■ Given information
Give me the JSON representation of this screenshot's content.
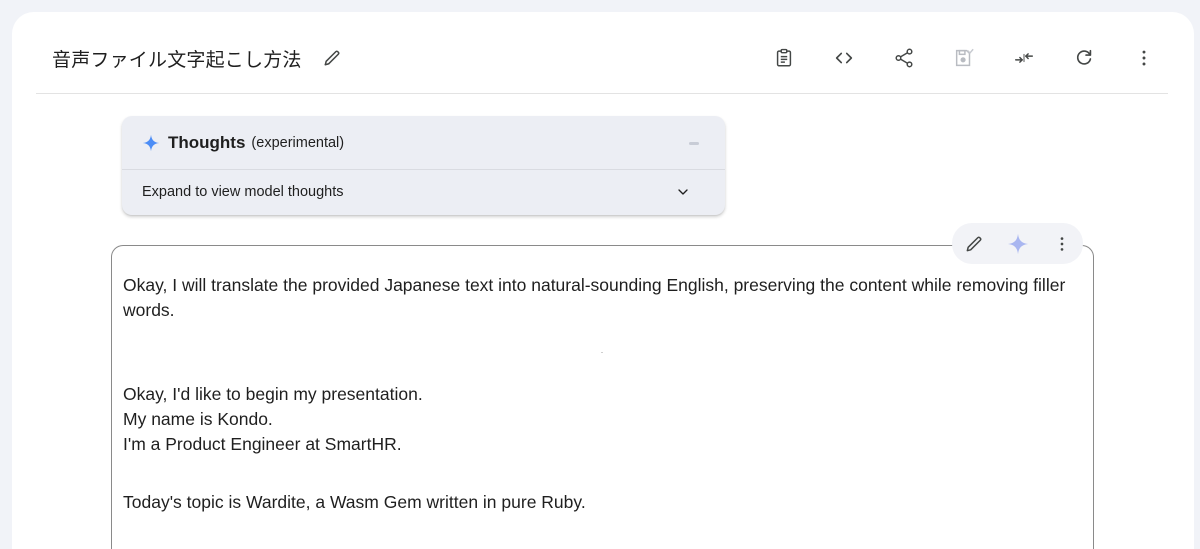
{
  "header": {
    "title": "音声ファイル文字起こし方法",
    "toolbar": [
      {
        "icon": "clipboard-icon",
        "label": ""
      },
      {
        "icon": "code-icon",
        "label": ""
      },
      {
        "icon": "share-icon",
        "label": ""
      },
      {
        "icon": "save-prompt-icon",
        "label": ""
      },
      {
        "icon": "compare-icon",
        "label": ""
      },
      {
        "icon": "refresh-icon",
        "label": ""
      },
      {
        "icon": "more-vert-icon",
        "label": ""
      }
    ]
  },
  "thoughts": {
    "title": "Thoughts",
    "subtitle": "(experimental)",
    "expand_label": "Expand to view model thoughts",
    "accent": "#4c8df6"
  },
  "response": {
    "actions": [
      "edit-icon",
      "sparkle-icon",
      "more-vert-icon"
    ],
    "intro": "Okay, I will translate the provided Japanese text into natural-sounding English, preserving the content while removing filler words.",
    "lines_block1": [
      "Okay, I'd like to begin my presentation.",
      "My name is Kondo.",
      "I'm a Product Engineer at SmartHR."
    ],
    "line_block2": "Today's topic is Wardite, a Wasm Gem written in pure Ruby."
  },
  "colors": {
    "background": "#f1f3f8",
    "card": "#ffffff",
    "thoughts_bg": "#eceef4",
    "icon": "#444746",
    "text": "#1f1f1f"
  }
}
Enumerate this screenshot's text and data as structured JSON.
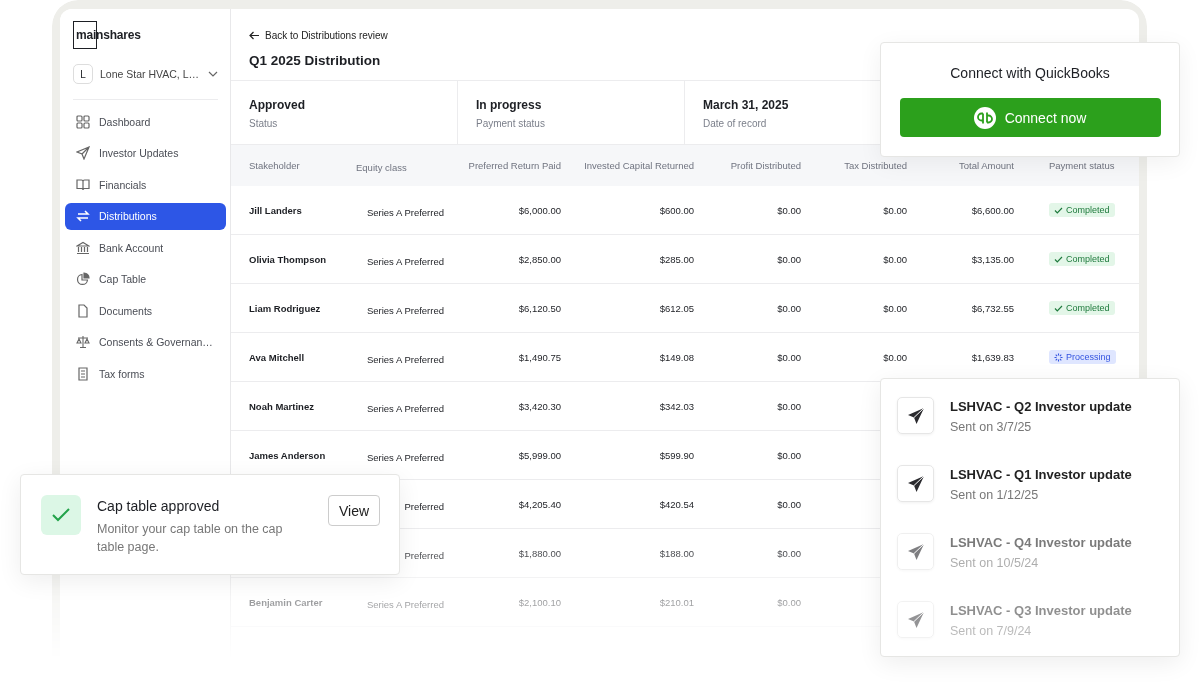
{
  "sidebar": {
    "logo": "mainshares",
    "org": {
      "initial": "L",
      "name": "Lone Star HVAC, L…"
    },
    "items": [
      {
        "label": "Dashboard",
        "selected": false
      },
      {
        "label": "Investor Updates",
        "selected": false
      },
      {
        "label": "Financials",
        "selected": false
      },
      {
        "label": "Distributions",
        "selected": true
      },
      {
        "label": "Bank Account",
        "selected": false
      },
      {
        "label": "Cap Table",
        "selected": false
      },
      {
        "label": "Documents",
        "selected": false
      },
      {
        "label": "Consents & Governan…",
        "selected": false
      },
      {
        "label": "Tax forms",
        "selected": false
      }
    ]
  },
  "header": {
    "back_link": "Back to Distributions review",
    "title": "Q1 2025 Distribution"
  },
  "summary": [
    {
      "value": "Approved",
      "label": "Status"
    },
    {
      "value": "In progress",
      "label": "Payment status"
    },
    {
      "value": "March 31, 2025",
      "label": "Date of record"
    }
  ],
  "table": {
    "columns": [
      "Stakeholder",
      "Equity class",
      "Preferred Return Paid",
      "Invested Capital Returned",
      "Profit Distributed",
      "Tax Distributed",
      "Total Amount",
      "Payment status"
    ],
    "rows": [
      {
        "stakeholder": "Jill Landers",
        "equity_class": "Series A Preferred",
        "preferred_return": "$6,000.00",
        "capital_returned": "$600.00",
        "profit": "$0.00",
        "tax": "$0.00",
        "total": "$6,600.00",
        "status": {
          "label": "Completed",
          "kind": "completed"
        }
      },
      {
        "stakeholder": "Olivia Thompson",
        "equity_class": "Series A Preferred",
        "preferred_return": "$2,850.00",
        "capital_returned": "$285.00",
        "profit": "$0.00",
        "tax": "$0.00",
        "total": "$3,135.00",
        "status": {
          "label": "Completed",
          "kind": "completed"
        }
      },
      {
        "stakeholder": "Liam Rodriguez",
        "equity_class": "Series A Preferred",
        "preferred_return": "$6,120.50",
        "capital_returned": "$612.05",
        "profit": "$0.00",
        "tax": "$0.00",
        "total": "$6,732.55",
        "status": {
          "label": "Completed",
          "kind": "completed"
        }
      },
      {
        "stakeholder": "Ava Mitchell",
        "equity_class": "Series A Preferred",
        "preferred_return": "$1,490.75",
        "capital_returned": "$149.08",
        "profit": "$0.00",
        "tax": "$0.00",
        "total": "$1,639.83",
        "status": {
          "label": "Processing",
          "kind": "processing"
        }
      },
      {
        "stakeholder": "Noah Martinez",
        "equity_class": "Series A Preferred",
        "preferred_return": "$3,420.30",
        "capital_returned": "$342.03",
        "profit": "$0.00"
      },
      {
        "stakeholder": "James Anderson",
        "equity_class": "Series A Preferred",
        "preferred_return": "$5,999.00",
        "capital_returned": "$599.90",
        "profit": "$0.00"
      },
      {
        "equity_class": "Preferred",
        "preferred_return": "$4,205.40",
        "capital_returned": "$420.54",
        "profit": "$0.00"
      },
      {
        "equity_class": "Preferred",
        "preferred_return": "$1,880.00",
        "capital_returned": "$188.00",
        "profit": "$0.00"
      },
      {
        "stakeholder": "Benjamin Carter",
        "equity_class": "Series A Preferred",
        "preferred_return": "$2,100.10",
        "capital_returned": "$210.01",
        "profit": "$0.00"
      }
    ]
  },
  "quickbooks": {
    "title": "Connect with QuickBooks",
    "button": "Connect now"
  },
  "toast": {
    "title": "Cap table approved",
    "message": "Monitor your cap table on the cap table page.",
    "button": "View"
  },
  "updates": [
    {
      "title": "LSHVAC - Q2 Investor update",
      "sent": "Sent on 3/7/25"
    },
    {
      "title": "LSHVAC - Q1 Investor update",
      "sent": "Sent on 1/12/25"
    },
    {
      "title": "LSHVAC - Q4 Investor update",
      "sent": "Sent on 10/5/24"
    },
    {
      "title": "LSHVAC - Q3 Investor update",
      "sent": "Sent on 7/9/24"
    }
  ]
}
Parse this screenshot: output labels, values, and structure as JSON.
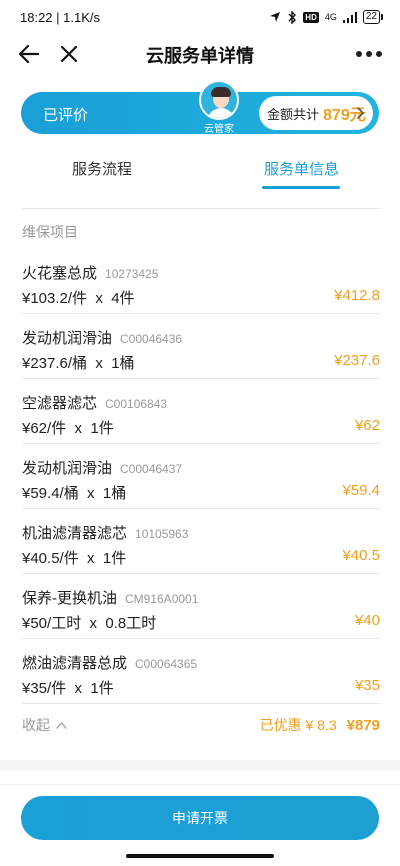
{
  "status": {
    "time": "18:22 | 1.1K/s",
    "signal": "4G",
    "hd": "HD",
    "battery": "22"
  },
  "nav": {
    "title": "云服务单详情"
  },
  "banner": {
    "status": "已评价",
    "agent_label": "云管家",
    "amount_label": "金额共计",
    "amount_value": "879元"
  },
  "tabs": [
    {
      "label": "服务流程"
    },
    {
      "label": "服务单信息"
    }
  ],
  "section_title": "维保项目",
  "items": [
    {
      "name": "火花塞总成",
      "code": "10273425",
      "qty": "¥103.2/件  x  4件",
      "total": "¥412.8"
    },
    {
      "name": "发动机润滑油",
      "code": "C00046436",
      "qty": "¥237.6/桶  x  1桶",
      "total": "¥237.6"
    },
    {
      "name": "空滤器滤芯",
      "code": "C00106843",
      "qty": "¥62/件  x  1件",
      "total": "¥62"
    },
    {
      "name": "发动机润滑油",
      "code": "C00046437",
      "qty": "¥59.4/桶  x  1桶",
      "total": "¥59.4"
    },
    {
      "name": "机油滤清器滤芯",
      "code": "10105963",
      "qty": "¥40.5/件  x  1件",
      "total": "¥40.5"
    },
    {
      "name": "保养-更换机油",
      "code": "CM916A0001",
      "qty": "¥50/工时  x  0.8工时",
      "total": "¥40"
    },
    {
      "name": "燃油滤清器总成",
      "code": "C00064365",
      "qty": "¥35/件  x  1件",
      "total": "¥35"
    }
  ],
  "footer": {
    "collapse_label": "收起",
    "discount": "已优惠 ¥ 8.3",
    "final": "¥879"
  },
  "apply_button": "申请开票",
  "colors": {
    "accent": "#1a9fd6",
    "price": "#f0a020"
  }
}
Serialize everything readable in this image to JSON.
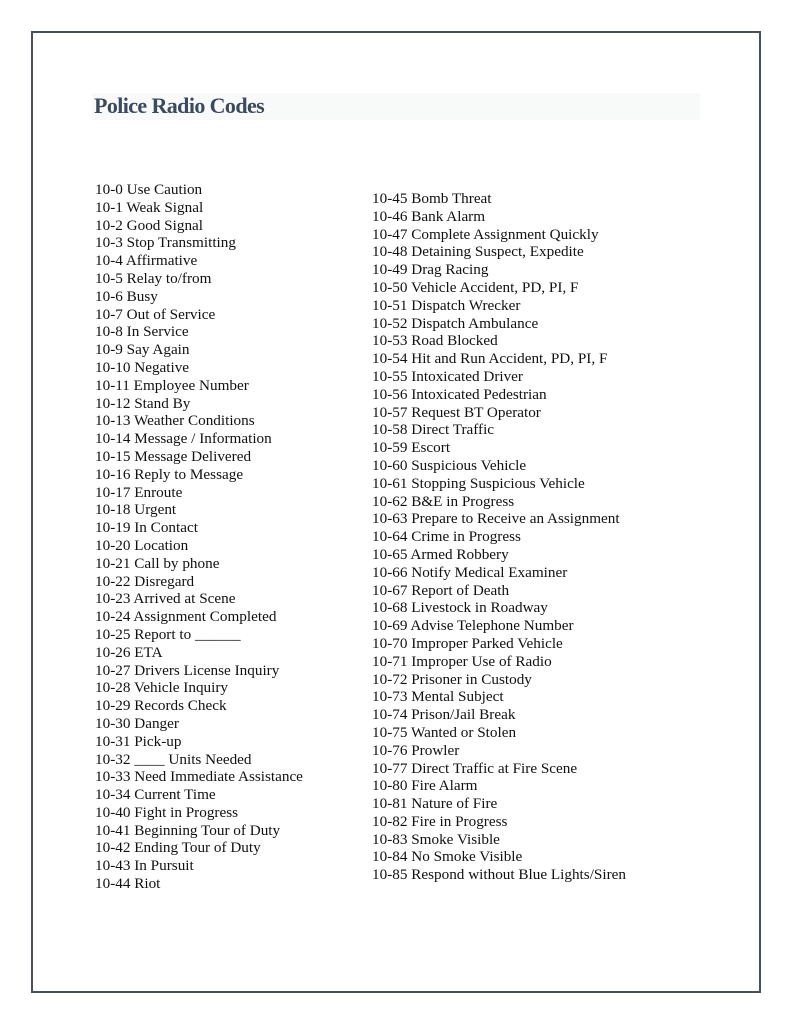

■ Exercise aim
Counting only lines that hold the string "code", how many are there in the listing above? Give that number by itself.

■ Result of this task
8